Beyond the physical tools, Kish admired Gronkowski's attitude.
"He's got tremendous passion to play the game. He's fiery-competitive. Rob doesn't like to lose at anything, but at the same time, he's a happy-go-lucky guy after the game," he said.
This demeanor makes Gronkowski an endearing professional athlete, one who comes off at times as a big kid. Football fans have become accustomed to watching him dominate the red zone and the dance floor.
He carried similar exuberance into the recruiting process.
"He was a guy who would enjoy the campus visits," Simmons said. "Pictures would emerge of him with coeds. He'd refer to himself as 'The Big, Bad Gronk' sometimes. The personality was always there, and that was clear from the beginning. In a lot of cases today, his persona would maybe raise some red flags, but he's managed it so well that if anything, it's a positive with him."
The younger brother of two FBS football players, Gronkowski followed their footsteps as another collegiate prospect in the family.
His profile grew rapidly, due in large part to a dominant junior season at Williamsville North. Gronkowski earned second-team All-State honors in New York that year, wreaking havoc at tight end and defensive end.
Considered a 4-star prospect by 247Sports, he was rated fourth nationally among tight ends and 84th overall in the 2007 class' composite rankings. Arizona was hardly alone in its pursuit of the premier talent.
"He had 45 to 50 scholarship offers," Kish said. "We got our foot in the door with him, and he came out to campus. I think Rob looked around the university and saw it was a beautiful situation with great weather. He knew we were throwing the ball all over the place at the time and that he'd have an opportunity to compete to play right away."
Gronkowski verbally pledged to Arizona in January 2007, midway through a basketball season that saw him average a double-double per game. His decision didn't come with much fanfare or a memorable announcement ceremony but managed to send Kish into a personal celebration.
The Wildcats finished the season a few weeks prior, and the coach was enjoying an offseason trip with his family. He was chopping wood behind a cabin in the White Mountains of northern Arizona when the call came.
It was Gordon Gronkowski and his fourth-born son. Rob was ready to commit.
"Probably everybody in the White Mountains could hear me screaming after that conversation," Kish said. "It was a scream of excitement. We were so thrilled to get him on board. It was huge."
Gronkowski chose Arizona over dozens of options, including top contenders Clemson, Syracuse and Ohio State. He would play just two seasons for the Wildcats, catching 75 passes for 1,197 yards and 16 touchdowns.
Back surgery cost Gronkowski his entire junior campaign, though it didn't prevent him from declaring early for the NFL draft. He ultimately landed with the Patriots and quickly developed into a primary target for future Hall of Fame quarterback Tom Brady.
Gronkowski now seems well on his way to Canton.

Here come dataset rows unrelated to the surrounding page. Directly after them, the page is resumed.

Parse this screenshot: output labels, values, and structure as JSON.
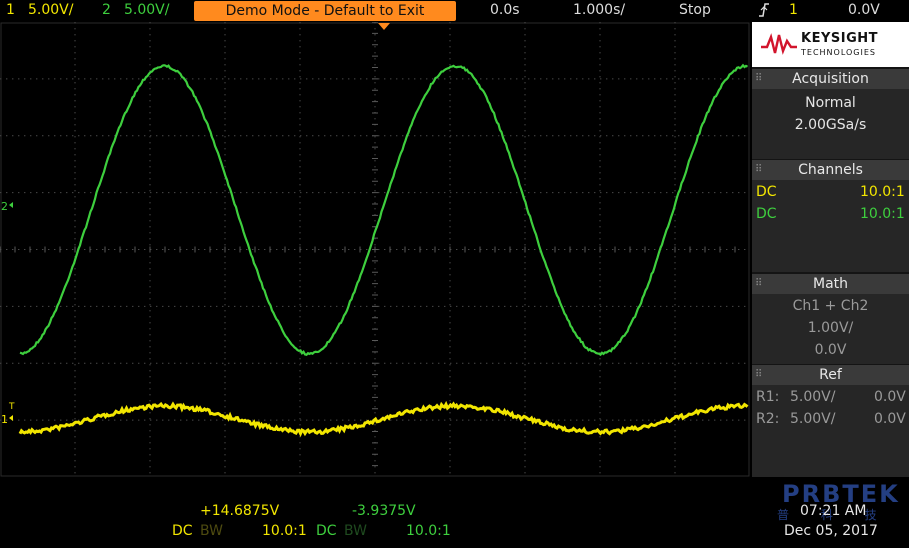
{
  "top_bar": {
    "ch1_num": "1",
    "ch1_scale": "5.00V/",
    "ch2_num": "2",
    "ch2_scale": "5.00V/",
    "demo_banner": "Demo Mode - Default to Exit",
    "time_offset": "0.0s",
    "time_scale": "1.000s/",
    "run_state": "Stop",
    "trigger_icon": "trigger-edge-icon",
    "trigger_source": "1",
    "trigger_level": "0.0V"
  },
  "logo": {
    "name": "KEYSIGHT",
    "sub": "TECHNOLOGIES"
  },
  "acquisition": {
    "title": "Acquisition",
    "mode": "Normal",
    "rate": "2.00GSa/s"
  },
  "channels": {
    "title": "Channels",
    "rows": [
      {
        "coupling": "DC",
        "probe": "10.0:1"
      },
      {
        "coupling": "DC",
        "probe": "10.0:1"
      }
    ]
  },
  "math": {
    "title": "Math",
    "func": "Ch1 + Ch2",
    "scale": "1.00V/",
    "offset": "0.0V"
  },
  "ref": {
    "title": "Ref",
    "rows": [
      {
        "label": "R1:",
        "scale": "5.00V/",
        "offset": "0.0V"
      },
      {
        "label": "R2:",
        "scale": "5.00V/",
        "offset": "0.0V"
      }
    ]
  },
  "markers": {
    "ch2": "2",
    "ch1": "1",
    "trig": "T"
  },
  "bottom": {
    "ch1_value": "+14.6875V",
    "ch2_value": "-3.9375V",
    "ch1_coupling": "DC",
    "ch1_bw": "BW",
    "ch1_probe": "10.0:1",
    "ch2_coupling": "DC",
    "ch2_bw": "BW",
    "ch2_probe": "10.0:1",
    "time": "07:21 AM",
    "date": "Dec 05, 2017"
  },
  "watermark": {
    "text": "PRBTEK",
    "sub": "普 科 技"
  },
  "colors": {
    "ch1": "#f2e600",
    "ch2": "#3ecf3e",
    "banner": "#ff8a1e"
  }
}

He holds the NFL tight end record for most consecutive seasons with at least 10 touchdown grabs and became the all-time single-season positional leader with 1,327 receiving yards in 2011.
"He's had a major impact on the position," top-ranked 2016 tight end recruit Isaac Nauta said. "A lot of college coaches bring him up during conversations because they know plenty of prospects nowadays want to be the next Gronk."
But is there a "next Gronk" in college football recruiting?
Kish isn't so sure.
"I don't know if we'll ever see another one just quite like him," he said. "An athlete who looks like that and moves like that in high school is incredibly rare. Those kinds of players often end up moving to a different position. A decade ago, and obviously still today, Rob proves how unique he really is at tight end."
Editor's note: Throughout the 2015 football season, Bleacher Report will continue a series on the college recruitment of today's biggest sports stars. For previous installments, see below: